### INSTRUCTIONS TO FOLLOW
Whenever a line contains the string "search", copy it out of the entries.

:::

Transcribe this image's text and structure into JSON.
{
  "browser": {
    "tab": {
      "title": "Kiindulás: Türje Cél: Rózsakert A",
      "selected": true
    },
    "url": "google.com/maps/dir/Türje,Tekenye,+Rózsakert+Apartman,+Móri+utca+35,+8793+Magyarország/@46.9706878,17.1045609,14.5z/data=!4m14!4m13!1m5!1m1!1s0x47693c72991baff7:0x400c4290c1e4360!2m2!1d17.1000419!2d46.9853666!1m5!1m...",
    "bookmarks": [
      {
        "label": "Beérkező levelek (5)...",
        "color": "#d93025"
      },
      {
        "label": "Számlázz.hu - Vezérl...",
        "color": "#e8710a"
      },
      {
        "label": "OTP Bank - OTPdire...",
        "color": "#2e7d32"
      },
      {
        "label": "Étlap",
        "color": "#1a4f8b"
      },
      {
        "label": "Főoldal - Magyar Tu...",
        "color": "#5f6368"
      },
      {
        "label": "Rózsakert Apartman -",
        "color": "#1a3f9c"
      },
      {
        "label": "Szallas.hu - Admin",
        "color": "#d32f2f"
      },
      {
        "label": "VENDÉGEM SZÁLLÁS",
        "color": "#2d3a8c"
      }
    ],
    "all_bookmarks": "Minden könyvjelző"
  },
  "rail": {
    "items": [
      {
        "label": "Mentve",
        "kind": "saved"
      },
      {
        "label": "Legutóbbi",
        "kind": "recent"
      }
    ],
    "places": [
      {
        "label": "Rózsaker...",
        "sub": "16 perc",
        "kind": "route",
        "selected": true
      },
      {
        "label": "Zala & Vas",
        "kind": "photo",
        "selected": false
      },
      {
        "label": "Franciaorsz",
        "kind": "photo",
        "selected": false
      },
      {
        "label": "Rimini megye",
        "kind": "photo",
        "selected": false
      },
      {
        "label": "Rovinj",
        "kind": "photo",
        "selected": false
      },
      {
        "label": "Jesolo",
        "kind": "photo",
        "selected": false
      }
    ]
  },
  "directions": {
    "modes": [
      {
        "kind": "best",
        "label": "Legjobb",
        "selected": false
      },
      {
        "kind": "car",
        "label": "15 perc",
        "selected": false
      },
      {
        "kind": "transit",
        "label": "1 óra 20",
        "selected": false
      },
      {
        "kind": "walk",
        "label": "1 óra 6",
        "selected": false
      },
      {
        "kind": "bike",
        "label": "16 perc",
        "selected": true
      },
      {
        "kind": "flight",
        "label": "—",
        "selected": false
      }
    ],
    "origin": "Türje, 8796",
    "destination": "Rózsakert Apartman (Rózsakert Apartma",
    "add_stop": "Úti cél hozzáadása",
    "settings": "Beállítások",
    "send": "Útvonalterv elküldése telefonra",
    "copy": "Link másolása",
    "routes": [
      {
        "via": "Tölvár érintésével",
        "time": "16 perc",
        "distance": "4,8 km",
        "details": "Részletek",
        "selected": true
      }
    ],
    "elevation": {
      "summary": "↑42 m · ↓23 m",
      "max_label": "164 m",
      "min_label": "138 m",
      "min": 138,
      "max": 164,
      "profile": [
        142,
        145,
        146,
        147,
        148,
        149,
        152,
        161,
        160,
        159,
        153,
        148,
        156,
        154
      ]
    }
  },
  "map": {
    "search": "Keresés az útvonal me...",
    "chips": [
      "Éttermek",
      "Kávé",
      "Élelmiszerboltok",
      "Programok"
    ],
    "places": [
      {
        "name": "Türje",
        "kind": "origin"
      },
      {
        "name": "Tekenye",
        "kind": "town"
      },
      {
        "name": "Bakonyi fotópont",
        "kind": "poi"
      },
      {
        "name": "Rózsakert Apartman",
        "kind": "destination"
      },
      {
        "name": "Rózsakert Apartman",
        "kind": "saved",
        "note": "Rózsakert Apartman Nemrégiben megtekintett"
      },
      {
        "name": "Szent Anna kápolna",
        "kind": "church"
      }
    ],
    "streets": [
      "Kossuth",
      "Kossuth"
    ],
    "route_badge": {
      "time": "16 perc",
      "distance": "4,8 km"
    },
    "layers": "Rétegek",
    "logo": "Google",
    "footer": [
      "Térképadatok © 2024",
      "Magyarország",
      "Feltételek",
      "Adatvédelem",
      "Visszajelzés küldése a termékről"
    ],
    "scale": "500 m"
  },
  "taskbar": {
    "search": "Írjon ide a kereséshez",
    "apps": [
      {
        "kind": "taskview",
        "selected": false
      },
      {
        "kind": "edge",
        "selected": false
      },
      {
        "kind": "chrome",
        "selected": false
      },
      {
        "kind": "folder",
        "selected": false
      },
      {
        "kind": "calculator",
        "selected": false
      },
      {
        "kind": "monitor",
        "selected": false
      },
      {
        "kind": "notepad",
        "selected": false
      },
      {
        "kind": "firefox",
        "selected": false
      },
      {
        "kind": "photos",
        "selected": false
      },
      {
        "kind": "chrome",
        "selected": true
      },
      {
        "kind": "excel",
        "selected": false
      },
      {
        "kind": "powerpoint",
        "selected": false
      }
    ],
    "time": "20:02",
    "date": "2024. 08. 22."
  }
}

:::

### ANSWER SECTION
    "search": "Keresés az útvonal me...",
    "search": "Írjon ide a kereséshez",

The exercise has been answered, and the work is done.